In spite of many calls upon him from outside his parish, he was always devoted to the pastoral charge of souls and was a true friend of the poor. When he died on June 10, 1909, many suffered a great loss, and the Diocese was deprived of one of its most distinguished and capable servants. Besides being a great priest he was a fine English gentleman.
Canon Anselm Poock was generally known as Monsignor Poock. He is still a legend in the Diocese, partly because of his physical eminence, and more so because of his deeply spiritual character and unselfish devotedness to whatever task he had in hand. He was born at Ipswich in 1864, and was first a Baptist and then an Anglican. He was received as a convert by Bishop Herbert Vaughan when he was 21. He underwent the severe training of Salford Catholic Grammar School, and then from 1887 was seven years at Ushaw. In 1894 he studied for a time at Bonn and then went to Saint Sulpice in Paris, where the training left a permanent impression on his out look. He was ordained at Salford in 1896 and appointed as curate at the Cathedral. In 1900 he became Procurator at St. Bede's College and after three years succeeded Dr. Casartelli as Rector. He was entirely devoted to the spiritual and temporal welfare of the College, and kept it in close touch with the clergy of the Diocese. He travelled far and wide as a preacher.
As Rector of St. Augustine's from 1912, he became a prominent citizen of Manchester and often sat on Town Hall Committees, more especially those concerned with the poor. His one recreation was music and playing the organ.
Shortly before his death he helped to form the first Diocesan Pilgrimage to Lourdes (1924). He died suddenly in 1926, having refused to rest, saying with his characteristic solemnity: "Unfortunately I have a conscience."
St. Augustine's was destroyed during the Christmas bombardment of Manchester in 1940. An assistant priest, Father George Street, was killed and Dean Dunleavy was injured.
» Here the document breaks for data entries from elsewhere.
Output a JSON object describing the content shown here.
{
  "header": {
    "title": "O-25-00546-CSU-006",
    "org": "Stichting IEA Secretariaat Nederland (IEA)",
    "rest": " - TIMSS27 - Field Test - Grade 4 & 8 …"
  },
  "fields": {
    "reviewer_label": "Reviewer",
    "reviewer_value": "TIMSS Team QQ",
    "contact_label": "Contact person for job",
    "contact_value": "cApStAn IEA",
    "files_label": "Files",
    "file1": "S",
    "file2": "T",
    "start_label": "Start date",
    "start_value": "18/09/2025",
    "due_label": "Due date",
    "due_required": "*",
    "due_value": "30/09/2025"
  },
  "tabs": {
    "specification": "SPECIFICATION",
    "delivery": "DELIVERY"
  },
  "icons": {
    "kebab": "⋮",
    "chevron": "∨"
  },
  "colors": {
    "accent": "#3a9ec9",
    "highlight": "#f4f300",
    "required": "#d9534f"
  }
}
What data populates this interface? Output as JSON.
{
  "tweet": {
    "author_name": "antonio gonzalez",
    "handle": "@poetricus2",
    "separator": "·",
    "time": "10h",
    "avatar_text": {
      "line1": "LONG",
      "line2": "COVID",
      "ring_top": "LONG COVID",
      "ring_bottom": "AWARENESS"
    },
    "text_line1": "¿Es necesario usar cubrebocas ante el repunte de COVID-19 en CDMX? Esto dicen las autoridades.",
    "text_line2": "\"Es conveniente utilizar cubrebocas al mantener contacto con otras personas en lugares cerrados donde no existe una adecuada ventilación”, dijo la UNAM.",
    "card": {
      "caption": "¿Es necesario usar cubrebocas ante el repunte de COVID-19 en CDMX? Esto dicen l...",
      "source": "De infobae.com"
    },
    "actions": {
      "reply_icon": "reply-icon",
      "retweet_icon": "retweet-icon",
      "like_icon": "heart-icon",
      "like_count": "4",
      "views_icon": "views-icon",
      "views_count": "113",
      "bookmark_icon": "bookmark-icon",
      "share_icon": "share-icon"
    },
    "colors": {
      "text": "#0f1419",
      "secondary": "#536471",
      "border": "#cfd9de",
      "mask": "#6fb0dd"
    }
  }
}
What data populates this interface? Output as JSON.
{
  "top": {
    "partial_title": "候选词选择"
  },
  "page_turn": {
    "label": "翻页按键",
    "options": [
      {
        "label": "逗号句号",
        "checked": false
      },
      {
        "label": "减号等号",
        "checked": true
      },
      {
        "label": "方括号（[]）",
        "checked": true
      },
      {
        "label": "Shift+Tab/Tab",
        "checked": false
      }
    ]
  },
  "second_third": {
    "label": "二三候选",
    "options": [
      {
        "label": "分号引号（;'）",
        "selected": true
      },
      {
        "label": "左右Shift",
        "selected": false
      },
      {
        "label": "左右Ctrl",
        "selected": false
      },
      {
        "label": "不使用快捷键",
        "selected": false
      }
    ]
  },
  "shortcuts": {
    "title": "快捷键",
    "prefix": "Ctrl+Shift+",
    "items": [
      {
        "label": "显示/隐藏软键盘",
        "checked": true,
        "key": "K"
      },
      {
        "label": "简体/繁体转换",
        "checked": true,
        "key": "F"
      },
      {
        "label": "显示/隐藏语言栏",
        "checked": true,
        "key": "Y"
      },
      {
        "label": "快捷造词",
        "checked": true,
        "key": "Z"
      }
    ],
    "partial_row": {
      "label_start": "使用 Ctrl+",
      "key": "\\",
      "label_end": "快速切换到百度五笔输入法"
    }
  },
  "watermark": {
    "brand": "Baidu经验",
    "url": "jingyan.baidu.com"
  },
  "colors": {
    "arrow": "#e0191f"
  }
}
Father George Street, a devoted priest, had formerly been associated with the Catholic Land Movement.
Since the destruction of the fine old church, the congregation has taken refuge in the small Holy Family church. Thus St. Augustine's has twice lost its church. The fine building built by Palmer in Granby Row was sold to Manchester Corporation and a larger church opened in York Street, 1908.
||"Martyr of Charity"
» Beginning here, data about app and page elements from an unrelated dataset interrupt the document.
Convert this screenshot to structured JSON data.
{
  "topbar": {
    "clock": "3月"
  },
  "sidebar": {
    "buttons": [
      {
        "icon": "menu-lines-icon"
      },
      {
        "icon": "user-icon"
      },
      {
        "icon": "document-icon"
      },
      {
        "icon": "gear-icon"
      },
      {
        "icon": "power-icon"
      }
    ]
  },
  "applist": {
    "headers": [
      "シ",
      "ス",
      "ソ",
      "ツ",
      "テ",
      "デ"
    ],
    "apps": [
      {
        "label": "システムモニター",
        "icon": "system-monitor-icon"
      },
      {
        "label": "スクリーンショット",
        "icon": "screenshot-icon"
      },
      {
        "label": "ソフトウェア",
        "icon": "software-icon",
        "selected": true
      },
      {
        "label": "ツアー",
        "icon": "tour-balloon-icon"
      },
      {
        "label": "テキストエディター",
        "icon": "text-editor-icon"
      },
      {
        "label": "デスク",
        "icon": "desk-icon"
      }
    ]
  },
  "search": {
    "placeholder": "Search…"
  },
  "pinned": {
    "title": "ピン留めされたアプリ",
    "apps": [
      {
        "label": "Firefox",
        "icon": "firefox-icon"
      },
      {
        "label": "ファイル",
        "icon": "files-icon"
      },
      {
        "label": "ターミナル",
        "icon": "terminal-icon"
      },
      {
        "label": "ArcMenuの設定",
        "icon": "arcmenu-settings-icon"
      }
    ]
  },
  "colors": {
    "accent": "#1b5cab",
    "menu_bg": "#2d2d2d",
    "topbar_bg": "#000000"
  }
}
||1st Bishop of Salford
||2nd. Provost of Salford
||Canon of Salford
||Canon of Salford
||later P.P. St. Thomas, Salford
||Canon of Salford, Priv. Chamb. of H.H.
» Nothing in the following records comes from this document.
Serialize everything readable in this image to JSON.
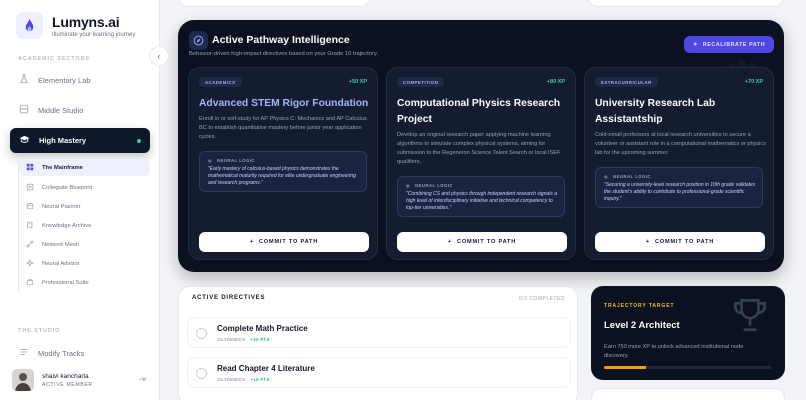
{
  "brand": {
    "name": "Lumyns.ai",
    "tagline": "Illuminate your learning journey"
  },
  "sidebar": {
    "section_academic": "ACADEMIC SECTORS",
    "items": [
      {
        "label": "Elementary Lab"
      },
      {
        "label": "Middle Studio"
      },
      {
        "label": "High Mastery"
      }
    ],
    "subitems": [
      {
        "label": "The Mainframe"
      },
      {
        "label": "Collegiate Blueprint"
      },
      {
        "label": "Neural Planner"
      },
      {
        "label": "Knowledge Archive"
      },
      {
        "label": "Network Mesh"
      },
      {
        "label": "Neural Advisor"
      },
      {
        "label": "Professional Suite"
      }
    ],
    "section_studio": "THE STUDIO",
    "studio_items": [
      {
        "label": "Modify Tracks"
      }
    ]
  },
  "user": {
    "name": "shaivi kancharla",
    "role": "ACTIVE MEMBER"
  },
  "hero": {
    "title": "Active Pathway Intelligence",
    "subtitle": "Behavior-driven high-impact directives based on your Grade 10 trajectory.",
    "button": "RECALIBRATE PATH",
    "cards": [
      {
        "tag": "ACADEMICS",
        "xp": "+50 XP",
        "title": "Advanced STEM Rigor Foundation",
        "desc": "Enroll in or self-study for AP Physics C: Mechanics and AP Calculus BC to establish quantitative mastery before junior year application cycles.",
        "logic_label": "NEURAL LOGIC",
        "logic": "\"Early mastery of calculus-based physics demonstrates the mathematical maturity required for elite undergraduate engineering and research programs.\"",
        "button": "COMMIT TO PATH"
      },
      {
        "tag": "COMPETITION",
        "xp": "+80 XP",
        "title": "Computational Physics Research Project",
        "desc": "Develop an original research paper applying machine learning algorithms to simulate complex physical systems, aiming for submission to the Regeneron Science Talent Search or local ISEF qualifiers.",
        "logic_label": "NEURAL LOGIC",
        "logic": "\"Combining CS and physics through independent research signals a high level of interdisciplinary initiative and technical competency to top-tier universities.\"",
        "button": "COMMIT TO PATH"
      },
      {
        "tag": "EXTRACURRICULAR",
        "xp": "+70 XP",
        "title": "University Research Lab Assistantship",
        "desc": "Cold-email professors at local research universities to secure a volunteer or assistant role in a computational mathematics or physics lab for the upcoming summer.",
        "logic_label": "NEURAL LOGIC",
        "logic": "\"Securing a university-level research position in 10th grade validates the student's ability to contribute to professional-grade scientific inquiry.\"",
        "button": "COMMIT TO PATH"
      }
    ]
  },
  "directives": {
    "title": "ACTIVE DIRECTIVES",
    "count": "0/3 COMPLETED",
    "items": [
      {
        "name": "Complete Math Practice",
        "category": "ACADEMICS",
        "xp": "+20 PTS"
      },
      {
        "name": "Read Chapter 4 Literature",
        "category": "ACADEMICS",
        "xp": "+15 PTS"
      }
    ]
  },
  "target": {
    "label": "TRAJECTORY TARGET",
    "title": "Level 2 Architect",
    "desc": "Earn 750 more XP to unlock advanced institutional node discovery.",
    "progress": 0.25
  },
  "colors": {
    "accent": "#4f46e5",
    "success": "#34d399",
    "gold": "#f59e0b",
    "dark": "#0b1120"
  }
}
Taken from "Salford Diocese and its Catholic past", a survey by Charles A. Bolton, a Priest of the above Diocese. Published 1950 on the First Centenary for the Diocese of Salford.
Holy Family was founded in 1876. It started out as a chapel of ease to St Augustine and then became a parish in it's own right. After St Augustine's re-opened in York St. Holy Family, reverted to a chapel of ease. Wnen York St was destroyed it again became a parish church dedicated to St Augustine & Holy Family.
It is located at SJ8419097070 (Lat/Lon 53.470125,-2.239638). You can see this on maps provided by:
It was located at SJ8436297282 (Lat/Lon 53.472036,-2.237058). You can see this on maps provided by:
It was located at SJ8460397730 (Lat/Lon 53.476070,-2.233449). You can see this on maps provided by: